Today, the tallit is a proud symbol of Jewish spirituality. It is worn at all morning services and at Kol Nidre, the eve before Yom Kippur. Traditionally, it is worn during the day so that one may be able to see the fringes. The custom for wearing the prayer shawl on Kol Nidre originated with the idea that all Jews, rich or poor were equal before God on the eve of the Day of Atonement and when dressed with a tallit, all were uniform. The tallit is often kissed reverently during a portion of the service Jews call The Shema, the statement of Jewish faith that God is one. During the passage from Numbers that mention the fringes, they are gathered together and lightly kissed in devotion. The tallit and its fringes are also used when a person is called up to the Torah to make the blessing before the reading. This act is called an alliyah, from the Hebrew word meaning “to go up”. Here the worshipper takes a corner of the tallit, touches it to the portion being read, and then kisses the fringes. This shows devotion to the Torah and its precepts.

When the tallit is first put on, many Jews raise it over their heads as a kind of tent or shelter before beginning prayer. This beautiful act of spirituality symbolizes the Shekhinah, or presence of God. In this case, the tallit acts as a kind of tent of protection for the worshipper. Keeping this concept in mind, in my Reconstructionist congregation, we drape the tallit over our neighbors’ heads so that we are all under God’s tent of peace during a portion we call the Blessing of Peace. In more traditional synagogues, it is called the Priestly Blessing, when in the time of the Temple in Jerusalem; the priests would bless the people.

A tallit can also be used as a chuppah or wedding canopy. In this case, the shawl is held aloft by four poles attached to each of the sides. The bride and groom stand under this canopy while the wedding officiant makes the traditional seven wedding blessings. In keeping with this wedding concept, the same idea is applied when a new Torah is dedicated in a congregation. The community is symbolically “wedded” to the Torah in a commitment of love and devotion.

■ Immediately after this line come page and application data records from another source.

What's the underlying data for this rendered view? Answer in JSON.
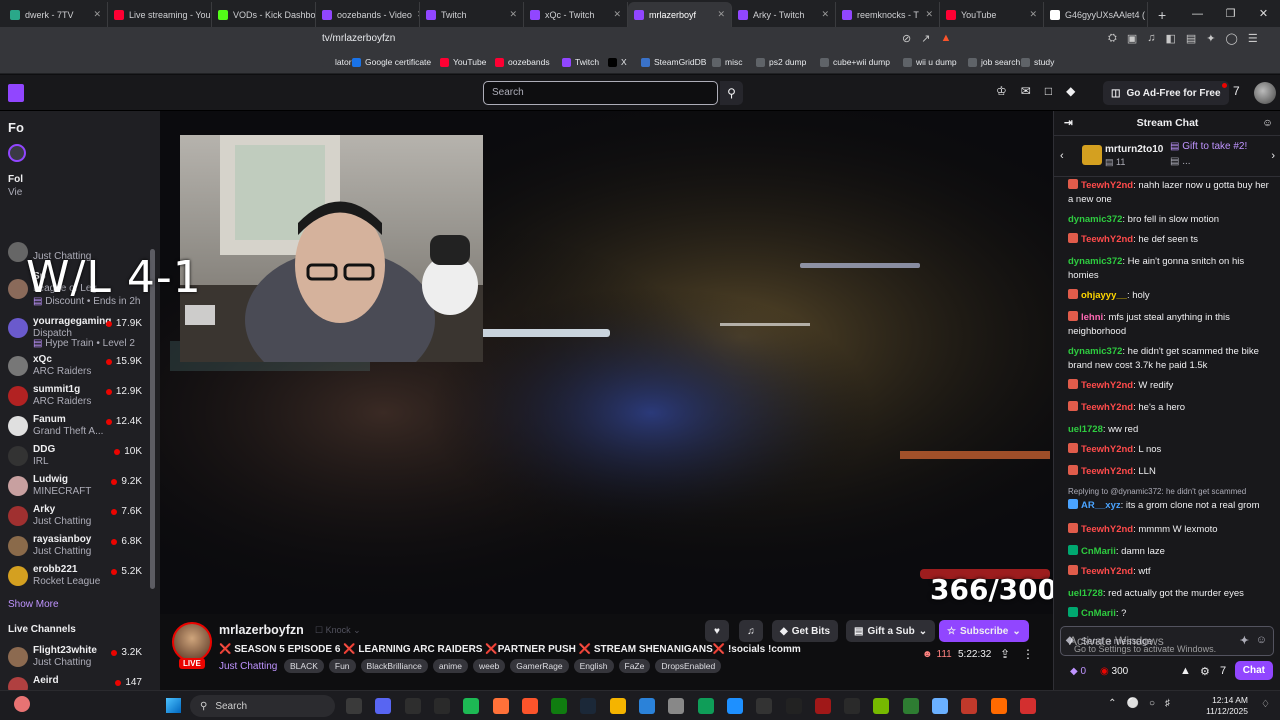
{
  "browser": {
    "tabs": [
      {
        "label": "dwerk - 7TV",
        "color": "#2aa889"
      },
      {
        "label": "Live streaming - You",
        "color": "#ff0033"
      },
      {
        "label": "VODs - Kick Dashbo",
        "color": "#53fc18"
      },
      {
        "label": "oozebands - Video",
        "color": "#9146ff"
      },
      {
        "label": "Twitch",
        "color": "#9146ff"
      },
      {
        "label": "xQc - Twitch",
        "color": "#9146ff"
      },
      {
        "label": "mrlazerboyf",
        "color": "#9146ff"
      },
      {
        "label": "Arky - Twitch",
        "color": "#9146ff"
      },
      {
        "label": "reemknocks - T",
        "color": "#9146ff"
      },
      {
        "label": "YouTube",
        "color": "#ff0033"
      },
      {
        "label": "G46gyyUXsAAlet4 (",
        "color": "#ffffff"
      }
    ],
    "url": "tv/mrlazerboyfzn",
    "bookmarks": [
      {
        "label": "lator",
        "color": "#35363a"
      },
      {
        "label": "Google certificate",
        "color": "#1a73e8"
      },
      {
        "label": "YouTube",
        "color": "#ff0033"
      },
      {
        "label": "oozebands",
        "color": "#ff0033"
      },
      {
        "label": "Twitch",
        "color": "#9146ff"
      },
      {
        "label": "X",
        "color": "#000000"
      },
      {
        "label": "SteamGridDB",
        "color": "#3a72c9"
      },
      {
        "label": "misc",
        "color": "#5f6368"
      },
      {
        "label": "ps2 dump",
        "color": "#5f6368"
      },
      {
        "label": "cube+wii dump",
        "color": "#5f6368"
      },
      {
        "label": "wii u dump",
        "color": "#5f6368"
      },
      {
        "label": "job search",
        "color": "#5f6368"
      },
      {
        "label": "study",
        "color": "#5f6368"
      }
    ]
  },
  "header": {
    "search_placeholder": "Search",
    "ad_free": "Go Ad-Free for Free"
  },
  "sidebar": {
    "followed_label": "Fo",
    "fol_label": "Fol",
    "vie_label": "Vie",
    "just_chatting_top": "Just Chatting",
    "sp_label": "Sp",
    "league": "League of Leg",
    "discount": "Discount • Ends in 2h",
    "channels": [
      {
        "name": "yourragegaming",
        "game": "Dispatch",
        "viewers": "17.9K",
        "color": "#6a5acd"
      },
      {
        "name": "xQc",
        "game": "ARC Raiders",
        "viewers": "15.9K",
        "color": "#777"
      },
      {
        "name": "summit1g",
        "game": "ARC Raiders",
        "viewers": "12.9K",
        "color": "#b22222"
      },
      {
        "name": "Fanum",
        "game": "Grand Theft A...",
        "viewers": "12.4K",
        "color": "#e0e0e0"
      },
      {
        "name": "DDG",
        "game": "IRL",
        "viewers": "10K",
        "color": "#333"
      },
      {
        "name": "Ludwig",
        "game": "MINECRAFT",
        "viewers": "9.2K",
        "color": "#c8a0a0"
      },
      {
        "name": "Arky",
        "game": "Just Chatting",
        "viewers": "7.6K",
        "color": "#a03030"
      },
      {
        "name": "rayasianboy",
        "game": "Just Chatting",
        "viewers": "6.8K",
        "color": "#8a6a4a"
      },
      {
        "name": "erobb221",
        "game": "Rocket League",
        "viewers": "5.2K",
        "color": "#d4a020"
      }
    ],
    "hype_train": "Hype Train • Level 2",
    "show_more": "Show More",
    "live_channels": "Live Channels",
    "live": [
      {
        "name": "Flight23white",
        "game": "Just Chatting",
        "viewers": "3.2K",
        "color": "#8c6a50"
      },
      {
        "name": "Aeird",
        "game": "",
        "viewers": "147",
        "color": "#b04040"
      }
    ]
  },
  "video": {
    "overlay_text": "W/L 4-1",
    "counter": "366/300"
  },
  "stream": {
    "name": "mrlazerboyfzn",
    "knock": "Knock",
    "live": "LIVE",
    "title": "❌ SEASON 5 EPISODE 6 ❌ LEARNING ARC RAIDERS ❌PARTNER PUSH ❌ STREAM SHENANIGANS❌ !socials !comm",
    "category": "Just Chatting",
    "tags": [
      "BLACK",
      "Fun",
      "BlackBrilliance",
      "anime",
      "weeb",
      "GamerRage",
      "English",
      "FaZe",
      "DropsEnabled"
    ],
    "viewers": "111",
    "uptime": "5:22:32",
    "get_bits": "Get Bits",
    "gift_sub": "Gift a Sub",
    "subscribe": "Subscribe"
  },
  "chat": {
    "title": "Stream Chat",
    "gift_user": "mrturn2to10",
    "gift_count": "11",
    "gift_cta": "Gift to take #2!",
    "gift_more": "...",
    "reply_to": "Replying to @dynamic372: he didn't get scammed",
    "messages": [
      {
        "user": "TeewhY2nd",
        "color": "#ff4b4b",
        "text": ": nahh lazer now u gotta buy her a new one",
        "badge": true
      },
      {
        "user": "dynamic372",
        "color": "#2ecc40",
        "text": ": bro fell in slow motion",
        "badge": false
      },
      {
        "user": "TeewhY2nd",
        "color": "#ff4b4b",
        "text": ": he def seen ts",
        "badge": true
      },
      {
        "user": "dynamic372",
        "color": "#2ecc40",
        "text": ": He ain't gonna snitch on his homies",
        "badge": false
      },
      {
        "user": "ohjayyy__",
        "color": "#ffd700",
        "text": ": holy",
        "badge": true
      },
      {
        "user": "lehni",
        "color": "#ff69b4",
        "text": ": mfs just steal anything in this neighborhood",
        "badge": true
      },
      {
        "user": "dynamic372",
        "color": "#2ecc40",
        "text": ": he didn't get scammed the bike brand new cost 3.7k he paid 1.5k",
        "badge": false
      },
      {
        "user": "TeewhY2nd",
        "color": "#ff4b4b",
        "text": ": W redify",
        "badge": true
      },
      {
        "user": "TeewhY2nd",
        "color": "#ff4b4b",
        "text": ": he's a hero",
        "badge": true
      },
      {
        "user": "uel1728",
        "color": "#2ecc40",
        "text": ": ww red",
        "badge": false
      },
      {
        "user": "TeewhY2nd",
        "color": "#ff4b4b",
        "text": ": L nos",
        "badge": true
      },
      {
        "user": "TeewhY2nd",
        "color": "#ff4b4b",
        "text": ": LLN",
        "badge": true
      },
      {
        "user": "AR__xyz",
        "color": "#4aa3ff",
        "text": ": its a grom clone not a real grom",
        "badge": true
      },
      {
        "user": "TeewhY2nd",
        "color": "#ff4b4b",
        "text": ": mmmm W lexmoto",
        "badge": true
      },
      {
        "user": "CnMarii",
        "color": "#2ecc40",
        "text": ": damn laze",
        "badge": true
      },
      {
        "user": "TeewhY2nd",
        "color": "#ff4b4b",
        "text": ": wtf",
        "badge": true
      },
      {
        "user": "uel1728",
        "color": "#2ecc40",
        "text": ": red actually got the murder eyes",
        "badge": false
      },
      {
        "user": "CnMarii",
        "color": "#2ecc40",
        "text": ": ?",
        "badge": true
      }
    ],
    "input_placeholder": "Send a message",
    "activate": "Activate Windows",
    "activate_sub": "Go to Settings to activate Windows.",
    "points_a": "0",
    "points_b": "300",
    "chat_button": "Chat"
  },
  "taskbar": {
    "search": "Search",
    "time": "12:14 AM",
    "date": "11/12/2025"
  }
}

In 2010, I stood under such a canopy when our congregation dedicated our Torah.

A tallit can be found in many lengths and sizes from one especially for the thirteen-year-old bar/bat mitzvah to oversized ones for taller men. The fabrics can range from silk, wool or permitted synthetics but cannot contain shatnetz, a forbidden mixture of wool and linen. (See “Wearing a Kosher Suit” in October 5 edition of the South Marion Citizen) The designs are varied but popular themes are cityscapes of Jerusalem, Jewish stars, Lions of Judah and the matriarchs and patriarchs. While the traditional colors consist of black or blue stripes along the bottom, modern tallitot come in a variety of hues, some mimicking Joseph’s coat of many colors. Many people design their own tallit reflecting their individual needs and symbolism. While traditionally worn only by men, in liberal branches of Judaism, women have taken on this mitzvah (commandment) and have used it as a vehicle for self-expression.

The important parts of the tallit are the fringes. This is what I call Jewish macramé. This series of proscribed knots is attached to all four corners of the tallit. There are eight strands of yarn or string used to make the fringes, called tzizit. The letters in Hebrew for this word add up to 600, since letters in Hebrew also stand for numbers such as in Roman notation. If you add the 600 and the 8 strands and 5 knots, which are made in each corner, we have 613, which are the number of commandments in the Torah.

Since the tallit is considered holy, worn tallitot are buried with respect in a Jewish cemetery. And at the end of life, some Jews elect to be buried in their tallit, thus wrapping the soul in spirituality on its way back to the creator.